The negative aspect of my experience was that the unit lacked appropriate mechanisms to monitor the applicability of this technology. This gap could result in incomplete or partial order entries. Such an issue can create dangerous conditions or situations, thereby affecting the health outcomes of the targeted patient (Prgomet et al., 2017). Health institutions can address this issue through the use of powerful monitoring procedures. This means that hospitals can hire competent technologists to crosscheck all entries and match them with the unique needs of the targeted patients. Such a strategy will ensure that high-quality medical services are available to more individuals.
The continued use of CPOE-CDS systems can benefit clinical practice by improving healthcare delivery, streamlining medical procedures, and minimizing sentinel errors. Practitioners using the technology will find it easier to form multidisciplinary teams and deliver exemplary services (Amiri, Rahimi, & Khalkhali, 2018). They will address emerging challenges and improve America’s healthcare sector.
The above discussion has revealed that the use of computerized provider order entry (CPOE) systems can transform the experiences of both patients and healthcare professionals. The identified CPOE-CDS system can empower physicians and nurses to deliver high-quality medical services, prevent sentinel events, and improve the lives of the greatest number of people. I will use this newfound insight to introduce superior technologies in my unit and support my patients’ needs.

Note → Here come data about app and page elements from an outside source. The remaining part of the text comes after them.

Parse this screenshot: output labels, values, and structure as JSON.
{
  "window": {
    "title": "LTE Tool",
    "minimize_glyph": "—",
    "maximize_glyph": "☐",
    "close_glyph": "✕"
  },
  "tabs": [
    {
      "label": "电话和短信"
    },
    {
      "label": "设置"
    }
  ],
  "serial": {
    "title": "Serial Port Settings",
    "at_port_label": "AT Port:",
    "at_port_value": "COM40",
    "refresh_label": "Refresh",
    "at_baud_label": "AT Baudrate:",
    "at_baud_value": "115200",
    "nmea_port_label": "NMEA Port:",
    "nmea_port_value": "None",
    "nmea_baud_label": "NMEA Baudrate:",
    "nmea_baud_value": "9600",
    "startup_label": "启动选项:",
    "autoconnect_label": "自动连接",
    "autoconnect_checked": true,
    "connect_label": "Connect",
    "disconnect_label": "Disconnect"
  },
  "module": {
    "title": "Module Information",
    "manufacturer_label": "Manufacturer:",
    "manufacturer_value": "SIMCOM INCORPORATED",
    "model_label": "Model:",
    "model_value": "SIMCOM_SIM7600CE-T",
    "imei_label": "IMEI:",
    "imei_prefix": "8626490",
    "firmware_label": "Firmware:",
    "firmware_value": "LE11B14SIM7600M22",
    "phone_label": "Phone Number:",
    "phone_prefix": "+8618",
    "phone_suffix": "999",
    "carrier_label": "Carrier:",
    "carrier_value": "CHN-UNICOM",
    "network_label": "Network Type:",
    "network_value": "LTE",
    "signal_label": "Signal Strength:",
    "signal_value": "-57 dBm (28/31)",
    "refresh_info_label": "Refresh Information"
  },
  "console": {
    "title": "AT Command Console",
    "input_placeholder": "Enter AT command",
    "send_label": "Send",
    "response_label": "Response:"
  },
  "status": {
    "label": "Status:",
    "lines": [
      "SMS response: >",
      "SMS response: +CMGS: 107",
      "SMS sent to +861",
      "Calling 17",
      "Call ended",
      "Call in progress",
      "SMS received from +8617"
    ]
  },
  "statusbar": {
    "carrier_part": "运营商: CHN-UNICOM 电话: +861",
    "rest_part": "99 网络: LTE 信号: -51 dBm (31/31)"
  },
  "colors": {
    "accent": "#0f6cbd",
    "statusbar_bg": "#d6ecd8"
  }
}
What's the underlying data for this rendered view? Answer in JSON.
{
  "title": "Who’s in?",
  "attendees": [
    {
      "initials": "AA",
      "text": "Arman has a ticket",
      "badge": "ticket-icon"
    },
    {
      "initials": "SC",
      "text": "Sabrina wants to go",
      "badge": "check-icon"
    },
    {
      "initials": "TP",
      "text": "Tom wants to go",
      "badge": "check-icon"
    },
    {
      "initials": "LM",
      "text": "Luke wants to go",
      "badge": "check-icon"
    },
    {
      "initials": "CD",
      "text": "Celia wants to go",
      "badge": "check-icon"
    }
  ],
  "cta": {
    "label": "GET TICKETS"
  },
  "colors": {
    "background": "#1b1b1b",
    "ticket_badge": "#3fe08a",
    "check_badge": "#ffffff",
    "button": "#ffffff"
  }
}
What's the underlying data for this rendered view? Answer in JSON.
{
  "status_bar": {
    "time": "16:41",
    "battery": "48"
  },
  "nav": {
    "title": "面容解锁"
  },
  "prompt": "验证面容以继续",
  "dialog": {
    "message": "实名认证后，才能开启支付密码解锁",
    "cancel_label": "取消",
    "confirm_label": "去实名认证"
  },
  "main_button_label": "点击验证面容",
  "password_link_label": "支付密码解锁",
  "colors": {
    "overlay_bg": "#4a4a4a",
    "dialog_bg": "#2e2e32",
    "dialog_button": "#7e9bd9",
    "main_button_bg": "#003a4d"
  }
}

Amiri, P., Rahimi, B., & Khalkhali, H. R. (2018). Determinant of successful implementation of computerized provider order entry (CPOE) system from physicians’ perspective: Feasibility study prior to implementation. Electronic Physician, 10(1), 6201-6207. Web.
Forrester, S. H., Hepp, Z., Roth, J. A., Wirtz, H. S., & Devine, E. B. (2014). Cost-effectiveness of a computerized provider order entry system in improving medication safety ambulatory care. Value in Health, 17(4), 340-349. Web.
Lewing, B. D., Hatfield, M. D., & Sansgiry, S. S. (2017). Impact of computerized provider order entry systems on hospital staff pharmacist workflow productivity: A three site comparative analysis based on level of CPOE implementation. Journal of Hospital Administration, 7(1), 1-8. Web.
Prgomet, M., Li, L., Niazkhani, Z., Georgiou, A., & Westbrook, J. I. (2017). Impact of commercial computerized provider order entry (CPOE) and clinical decision support systems (CDSSs) on medication errors, length of stay, and mortality in intensive care units: A systematic review and meta-analysis. Journal of the American Medical Informatics Association, 24(2), 413-422. Web.